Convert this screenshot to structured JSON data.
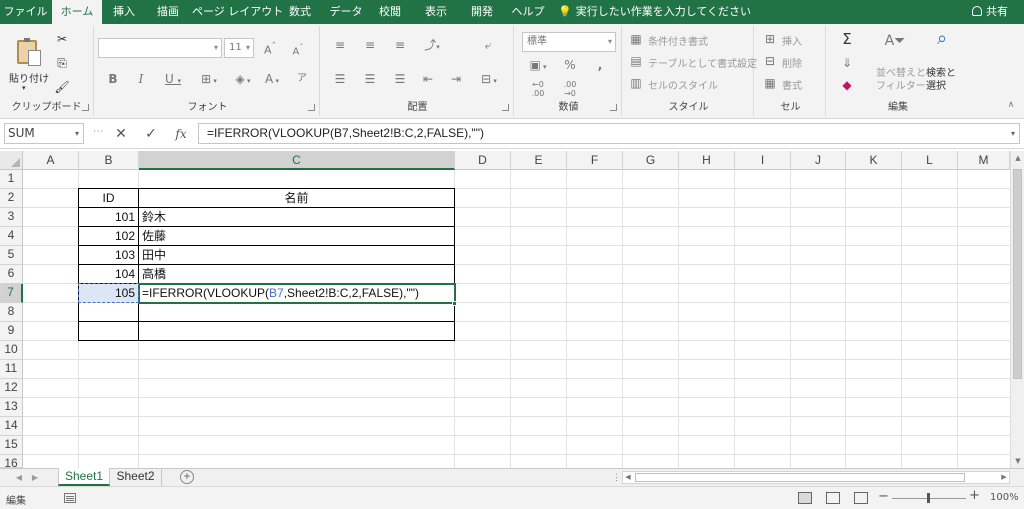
{
  "ribbon_tabs": [
    "ファイル",
    "ホーム",
    "挿入",
    "描画",
    "ページ レイアウト",
    "数式",
    "データ",
    "校閲",
    "表示",
    "開発",
    "ヘルプ"
  ],
  "active_tab": "ホーム",
  "tell_me": "実行したい作業を入力してください",
  "share": "共有",
  "groups": {
    "clipboard": {
      "label": "クリップボード",
      "paste": "貼り付け"
    },
    "font": {
      "label": "フォント",
      "size": "11"
    },
    "alignment": {
      "label": "配置"
    },
    "number": {
      "label": "数値",
      "format": "標準"
    },
    "styles": {
      "label": "スタイル",
      "conditional": "条件付き書式",
      "table": "テーブルとして書式設定",
      "cell_styles": "セルのスタイル"
    },
    "cells": {
      "label": "セル",
      "insert": "挿入",
      "delete": "削除",
      "format": "書式"
    },
    "editing": {
      "label": "編集",
      "sort": "並べ替えと",
      "sort2": "フィルター",
      "find": "検索と",
      "find2": "選択"
    }
  },
  "formula_bar": {
    "name_box": "SUM",
    "formula": "=IFERROR(VLOOKUP(B7,Sheet2!B:C,2,FALSE),\"\")"
  },
  "grid": {
    "columns": [
      "A",
      "B",
      "C",
      "D",
      "E",
      "F",
      "G",
      "H",
      "I",
      "J",
      "K",
      "L",
      "M"
    ],
    "rows": [
      "1",
      "2",
      "3",
      "4",
      "5",
      "6",
      "7",
      "8",
      "9",
      "10",
      "11",
      "12",
      "13",
      "14",
      "15",
      "16"
    ],
    "selected_column": "C",
    "selected_row": "7",
    "table": {
      "header_id": "ID",
      "header_name": "名前",
      "rows": [
        {
          "id": "101",
          "name": "鈴木"
        },
        {
          "id": "102",
          "name": "佐藤"
        },
        {
          "id": "103",
          "name": "田中"
        },
        {
          "id": "104",
          "name": "高橋"
        },
        {
          "id": "105"
        }
      ],
      "edit_prefix": "=IFERROR(VLOOKUP(",
      "edit_ref": "B7",
      "edit_suffix": ",Sheet2!B:C,2,FALSE),\"\")"
    }
  },
  "sheets": [
    "Sheet1",
    "Sheet2"
  ],
  "active_sheet": "Sheet1",
  "status": {
    "mode": "編集",
    "zoom": "100%"
  }
}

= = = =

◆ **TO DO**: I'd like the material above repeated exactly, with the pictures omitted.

◆ **RESULT OF THE TASK**:
Convert this screenshot to structured JSON data.
{
  "ribbon_tabs": [
    "ファイル",
    "ホーム",
    "挿入",
    "描画",
    "ページ レイアウト",
    "数式",
    "データ",
    "校閲",
    "表示",
    "開発",
    "ヘルプ"
  ],
  "active_tab": "ホーム",
  "tell_me": "実行したい作業を入力してください",
  "share": "共有",
  "groups": {
    "clipboard": {
      "label": "クリップボード",
      "paste": "貼り付け"
    },
    "font": {
      "label": "フォント",
      "size": "11"
    },
    "alignment": {
      "label": "配置"
    },
    "number": {
      "label": "数値",
      "format": "標準"
    },
    "styles": {
      "label": "スタイル",
      "conditional": "条件付き書式",
      "table": "テーブルとして書式設定",
      "cell_styles": "セルのスタイル"
    },
    "cells": {
      "label": "セル",
      "insert": "挿入",
      "delete": "削除",
      "format": "書式"
    },
    "editing": {
      "label": "編集",
      "sort": "並べ替えと",
      "sort2": "フィルター",
      "find": "検索と",
      "find2": "選択"
    }
  },
  "formula_bar": {
    "name_box": "SUM",
    "formula": "=IFERROR(VLOOKUP(B7,Sheet2!B:C,2,FALSE),\"\")"
  },
  "grid": {
    "columns": [
      "A",
      "B",
      "C",
      "D",
      "E",
      "F",
      "G",
      "H",
      "I",
      "J",
      "K",
      "L",
      "M"
    ],
    "rows": [
      "1",
      "2",
      "3",
      "4",
      "5",
      "6",
      "7",
      "8",
      "9",
      "10",
      "11",
      "12",
      "13",
      "14",
      "15",
      "16"
    ],
    "selected_column": "C",
    "selected_row": "7",
    "table": {
      "header_id": "ID",
      "header_name": "名前",
      "rows": [
        {
          "id": "101",
          "name": "鈴木"
        },
        {
          "id": "102",
          "name": "佐藤"
        },
        {
          "id": "103",
          "name": "田中"
        },
        {
          "id": "104",
          "name": "高橋"
        },
        {
          "id": "105"
        }
      ],
      "edit_prefix": "=IFERROR(VLOOKUP(",
      "edit_ref": "B7",
      "edit_suffix": ",Sheet2!B:C,2,FALSE),\"\")"
    }
  },
  "sheets": [
    "Sheet1",
    "Sheet2"
  ],
  "active_sheet": "Sheet1",
  "status": {
    "mode": "編集",
    "zoom": "100%"
  }
}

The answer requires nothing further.